Three ways are open to the farmer to get electric service: (1) Direct from a central-station transmission line; (2) by a small, private plant run by a gasoline engine; (3) by a small private plant run by water power. In order that an idea might be obtained of the present development of the farm-plant industry extensive correspondence was undertaken in connection with the present survey. From various sources actual data and estimates have been obtained covering the distribution. of farm plants of various makes .throughout the
country. While the estimates varied over wide ranges, the consensus of opinion is that there were about 340,000 farm plants in the United States at the present time, and that from 100,000 to 110,000 plants will be sold during 1920.

The figures given in Table I showing the number of farm-lighting plants at present installed in the various states must not be considered as exact, but are based on reports received from various manufacturing concerns and are believed to represent correctly the proportionate distribution of farm plants throughout the country. While there are about 6,400,000 farms in the nation, yet only about two-thirds of them can be considered prospects for farm-lighting plants, on account of their small size, their unproductiveness or the personality of the farmer.

Farm lighting opens up a field involving hundreds of millions of dollars. At an average rate of $500 for each plant, the farm-lighting business of 1920 will amount to $50,000,000 or $55,000,000. This does not include accessories and appliances. The installation of lighting plants on the farm will mean the installation of sanitary plumbing fixtures, water-supply equipment and up-to-date heating apparatus. The servant problem is especially serious on the farm, and the farmer's wife will find a way to obtain various household labor-saving devices once the electric service to operate them is available.

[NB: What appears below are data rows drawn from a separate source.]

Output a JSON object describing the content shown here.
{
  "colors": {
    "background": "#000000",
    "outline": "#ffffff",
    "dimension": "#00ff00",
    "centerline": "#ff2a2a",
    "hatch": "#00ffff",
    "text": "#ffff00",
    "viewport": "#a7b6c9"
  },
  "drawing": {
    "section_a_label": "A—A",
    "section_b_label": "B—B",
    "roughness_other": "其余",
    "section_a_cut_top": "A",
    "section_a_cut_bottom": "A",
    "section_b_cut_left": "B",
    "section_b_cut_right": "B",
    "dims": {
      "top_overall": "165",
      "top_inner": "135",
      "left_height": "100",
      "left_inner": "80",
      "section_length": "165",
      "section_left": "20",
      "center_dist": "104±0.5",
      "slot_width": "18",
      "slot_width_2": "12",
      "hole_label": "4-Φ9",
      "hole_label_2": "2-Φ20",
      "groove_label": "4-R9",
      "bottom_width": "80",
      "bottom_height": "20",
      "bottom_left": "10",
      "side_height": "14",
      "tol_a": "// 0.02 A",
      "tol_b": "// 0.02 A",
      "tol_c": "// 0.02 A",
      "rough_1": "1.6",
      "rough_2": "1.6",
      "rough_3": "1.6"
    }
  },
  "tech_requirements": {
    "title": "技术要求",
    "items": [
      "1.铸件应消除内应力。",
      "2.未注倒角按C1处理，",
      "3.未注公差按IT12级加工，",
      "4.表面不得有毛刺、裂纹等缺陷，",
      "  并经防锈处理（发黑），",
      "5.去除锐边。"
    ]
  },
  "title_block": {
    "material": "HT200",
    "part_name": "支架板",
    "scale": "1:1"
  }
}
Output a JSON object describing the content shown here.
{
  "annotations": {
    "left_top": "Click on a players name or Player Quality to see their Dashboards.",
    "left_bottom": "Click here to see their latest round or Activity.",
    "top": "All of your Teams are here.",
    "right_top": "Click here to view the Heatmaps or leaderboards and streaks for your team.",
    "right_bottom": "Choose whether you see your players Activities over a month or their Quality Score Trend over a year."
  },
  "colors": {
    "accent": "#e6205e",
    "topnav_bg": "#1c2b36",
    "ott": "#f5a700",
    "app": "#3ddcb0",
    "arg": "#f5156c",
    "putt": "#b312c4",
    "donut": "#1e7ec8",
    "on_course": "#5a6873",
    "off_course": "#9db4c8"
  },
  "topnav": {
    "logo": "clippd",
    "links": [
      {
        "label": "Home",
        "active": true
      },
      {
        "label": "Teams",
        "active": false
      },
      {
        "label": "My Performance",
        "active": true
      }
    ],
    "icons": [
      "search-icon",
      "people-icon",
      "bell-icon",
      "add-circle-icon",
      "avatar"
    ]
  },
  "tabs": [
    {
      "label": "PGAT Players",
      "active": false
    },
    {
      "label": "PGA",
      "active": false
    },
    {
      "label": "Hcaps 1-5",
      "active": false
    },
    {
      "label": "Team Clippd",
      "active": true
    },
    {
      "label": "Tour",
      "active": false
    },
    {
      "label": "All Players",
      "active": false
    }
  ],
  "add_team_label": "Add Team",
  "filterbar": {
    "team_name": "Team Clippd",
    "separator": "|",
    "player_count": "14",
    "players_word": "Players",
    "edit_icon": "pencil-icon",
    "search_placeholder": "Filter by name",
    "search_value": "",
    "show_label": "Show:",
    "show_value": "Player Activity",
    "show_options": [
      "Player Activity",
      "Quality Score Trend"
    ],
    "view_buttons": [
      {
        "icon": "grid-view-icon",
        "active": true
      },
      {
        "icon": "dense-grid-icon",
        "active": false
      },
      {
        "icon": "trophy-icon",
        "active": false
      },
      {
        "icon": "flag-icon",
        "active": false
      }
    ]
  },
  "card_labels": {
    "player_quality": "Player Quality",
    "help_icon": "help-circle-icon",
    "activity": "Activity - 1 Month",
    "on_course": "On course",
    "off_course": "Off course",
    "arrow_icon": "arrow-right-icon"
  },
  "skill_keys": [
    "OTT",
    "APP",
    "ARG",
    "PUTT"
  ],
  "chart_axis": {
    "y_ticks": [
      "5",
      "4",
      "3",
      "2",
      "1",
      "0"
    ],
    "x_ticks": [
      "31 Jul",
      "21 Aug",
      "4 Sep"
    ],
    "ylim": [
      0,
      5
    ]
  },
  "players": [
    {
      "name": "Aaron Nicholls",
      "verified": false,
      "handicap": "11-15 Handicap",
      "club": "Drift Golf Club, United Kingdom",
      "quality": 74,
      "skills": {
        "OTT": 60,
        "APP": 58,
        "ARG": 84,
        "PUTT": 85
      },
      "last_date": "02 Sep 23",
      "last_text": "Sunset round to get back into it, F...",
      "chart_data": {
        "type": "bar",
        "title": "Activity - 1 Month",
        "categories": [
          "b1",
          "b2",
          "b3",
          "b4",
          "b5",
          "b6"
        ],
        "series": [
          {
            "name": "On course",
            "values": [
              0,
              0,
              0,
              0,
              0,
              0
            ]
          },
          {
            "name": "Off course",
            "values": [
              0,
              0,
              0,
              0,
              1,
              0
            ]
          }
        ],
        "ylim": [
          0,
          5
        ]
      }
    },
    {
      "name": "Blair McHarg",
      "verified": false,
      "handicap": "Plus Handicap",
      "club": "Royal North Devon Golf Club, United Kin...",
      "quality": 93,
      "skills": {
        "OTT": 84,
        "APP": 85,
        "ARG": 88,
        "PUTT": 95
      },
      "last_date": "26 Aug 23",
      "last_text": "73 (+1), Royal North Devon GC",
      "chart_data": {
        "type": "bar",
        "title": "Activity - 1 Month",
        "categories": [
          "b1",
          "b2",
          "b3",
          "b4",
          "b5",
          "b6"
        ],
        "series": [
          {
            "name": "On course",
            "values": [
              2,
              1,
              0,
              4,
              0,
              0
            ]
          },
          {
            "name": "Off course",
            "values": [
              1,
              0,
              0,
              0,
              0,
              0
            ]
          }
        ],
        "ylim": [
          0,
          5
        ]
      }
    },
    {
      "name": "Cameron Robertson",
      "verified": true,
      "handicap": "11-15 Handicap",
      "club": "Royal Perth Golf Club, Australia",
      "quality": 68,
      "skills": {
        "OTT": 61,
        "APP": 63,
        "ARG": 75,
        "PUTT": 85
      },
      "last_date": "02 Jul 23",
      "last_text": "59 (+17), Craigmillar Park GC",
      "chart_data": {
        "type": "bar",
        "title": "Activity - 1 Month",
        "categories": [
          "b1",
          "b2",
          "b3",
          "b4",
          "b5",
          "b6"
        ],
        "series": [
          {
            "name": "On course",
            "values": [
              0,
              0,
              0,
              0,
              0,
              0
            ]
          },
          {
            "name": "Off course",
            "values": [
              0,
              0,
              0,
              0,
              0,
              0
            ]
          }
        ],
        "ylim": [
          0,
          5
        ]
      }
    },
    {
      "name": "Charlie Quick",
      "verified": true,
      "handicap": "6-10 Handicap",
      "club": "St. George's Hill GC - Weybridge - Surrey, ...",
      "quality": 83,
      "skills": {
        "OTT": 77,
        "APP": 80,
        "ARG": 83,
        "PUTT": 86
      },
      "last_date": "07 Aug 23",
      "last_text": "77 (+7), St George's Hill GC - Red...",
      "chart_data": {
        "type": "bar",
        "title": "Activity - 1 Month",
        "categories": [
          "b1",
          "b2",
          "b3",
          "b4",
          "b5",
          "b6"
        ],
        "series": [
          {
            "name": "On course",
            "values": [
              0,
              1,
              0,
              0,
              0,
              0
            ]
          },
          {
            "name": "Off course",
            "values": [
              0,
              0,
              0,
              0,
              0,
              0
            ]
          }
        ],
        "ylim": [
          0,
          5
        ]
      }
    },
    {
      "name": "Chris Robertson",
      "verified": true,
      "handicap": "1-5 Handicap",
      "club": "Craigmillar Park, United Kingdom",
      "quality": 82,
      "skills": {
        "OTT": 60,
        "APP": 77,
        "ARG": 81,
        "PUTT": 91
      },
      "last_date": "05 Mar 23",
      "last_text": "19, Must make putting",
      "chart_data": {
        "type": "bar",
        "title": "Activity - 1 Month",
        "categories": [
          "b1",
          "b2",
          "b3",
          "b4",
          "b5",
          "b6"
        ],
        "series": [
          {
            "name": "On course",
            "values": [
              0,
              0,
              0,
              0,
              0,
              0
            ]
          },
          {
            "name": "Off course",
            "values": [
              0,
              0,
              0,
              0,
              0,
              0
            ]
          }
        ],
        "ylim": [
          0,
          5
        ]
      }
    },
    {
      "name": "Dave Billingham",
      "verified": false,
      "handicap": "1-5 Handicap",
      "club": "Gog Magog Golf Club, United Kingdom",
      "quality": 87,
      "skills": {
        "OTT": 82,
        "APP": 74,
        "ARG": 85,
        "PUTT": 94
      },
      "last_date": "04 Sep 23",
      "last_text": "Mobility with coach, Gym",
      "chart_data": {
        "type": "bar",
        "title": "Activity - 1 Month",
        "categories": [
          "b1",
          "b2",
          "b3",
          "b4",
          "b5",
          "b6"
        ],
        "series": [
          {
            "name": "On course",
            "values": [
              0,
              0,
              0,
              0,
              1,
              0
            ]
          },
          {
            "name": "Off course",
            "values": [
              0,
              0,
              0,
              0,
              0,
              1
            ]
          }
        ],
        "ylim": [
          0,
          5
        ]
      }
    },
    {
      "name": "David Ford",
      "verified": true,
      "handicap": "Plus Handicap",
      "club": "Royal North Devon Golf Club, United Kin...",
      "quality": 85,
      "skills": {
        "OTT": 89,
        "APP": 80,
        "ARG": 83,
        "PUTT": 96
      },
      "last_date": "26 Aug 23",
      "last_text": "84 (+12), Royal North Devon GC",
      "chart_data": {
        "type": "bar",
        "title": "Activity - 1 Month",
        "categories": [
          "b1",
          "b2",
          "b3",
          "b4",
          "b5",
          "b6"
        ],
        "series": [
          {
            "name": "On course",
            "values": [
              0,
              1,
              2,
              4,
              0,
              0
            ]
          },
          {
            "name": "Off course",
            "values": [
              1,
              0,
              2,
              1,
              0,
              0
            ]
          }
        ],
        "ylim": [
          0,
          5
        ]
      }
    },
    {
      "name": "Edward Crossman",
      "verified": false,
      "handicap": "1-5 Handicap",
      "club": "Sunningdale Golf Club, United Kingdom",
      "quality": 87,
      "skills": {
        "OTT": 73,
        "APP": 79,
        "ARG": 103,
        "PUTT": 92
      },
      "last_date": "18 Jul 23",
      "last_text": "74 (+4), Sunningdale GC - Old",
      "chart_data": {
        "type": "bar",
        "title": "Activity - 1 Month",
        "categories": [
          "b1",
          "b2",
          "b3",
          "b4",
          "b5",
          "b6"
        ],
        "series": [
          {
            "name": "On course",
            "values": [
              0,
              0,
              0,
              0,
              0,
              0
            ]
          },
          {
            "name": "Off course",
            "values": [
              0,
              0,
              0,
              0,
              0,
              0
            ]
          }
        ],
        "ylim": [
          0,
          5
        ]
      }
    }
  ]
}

One of the primary causes of slow progress in introducing complete electric service in the homes of some sections of the country is the existence of odd frequencies and odd voltages of central-station service; that is residence service at other than 60 cycles and 110 volts. Most small household devices are designed for standard ratings. Fig. 2 shows the location of the central stations of the country where the service to residences is at a frequency other than 60 cycles. Numerous plants of this type are located in northern New York, Illinois, Indiana and Michigan, and California possesses a considerable number. Many of these are old plants of small rating, operated under conditions that do not warrant new or rehabilitated installations. As transmission networks are extended these plants will gradually be eliminated or taken over and their service standardized. Table II gives the location of plants with odd voltages.

As a matter of information the kinds of fuel burned by the various central stations are included in Table II. The relation between the use of coal and oil as a fuel is very clearly indicated. These statistics are as of Jan. 1, 1919, and it is probable that later data will show many changes.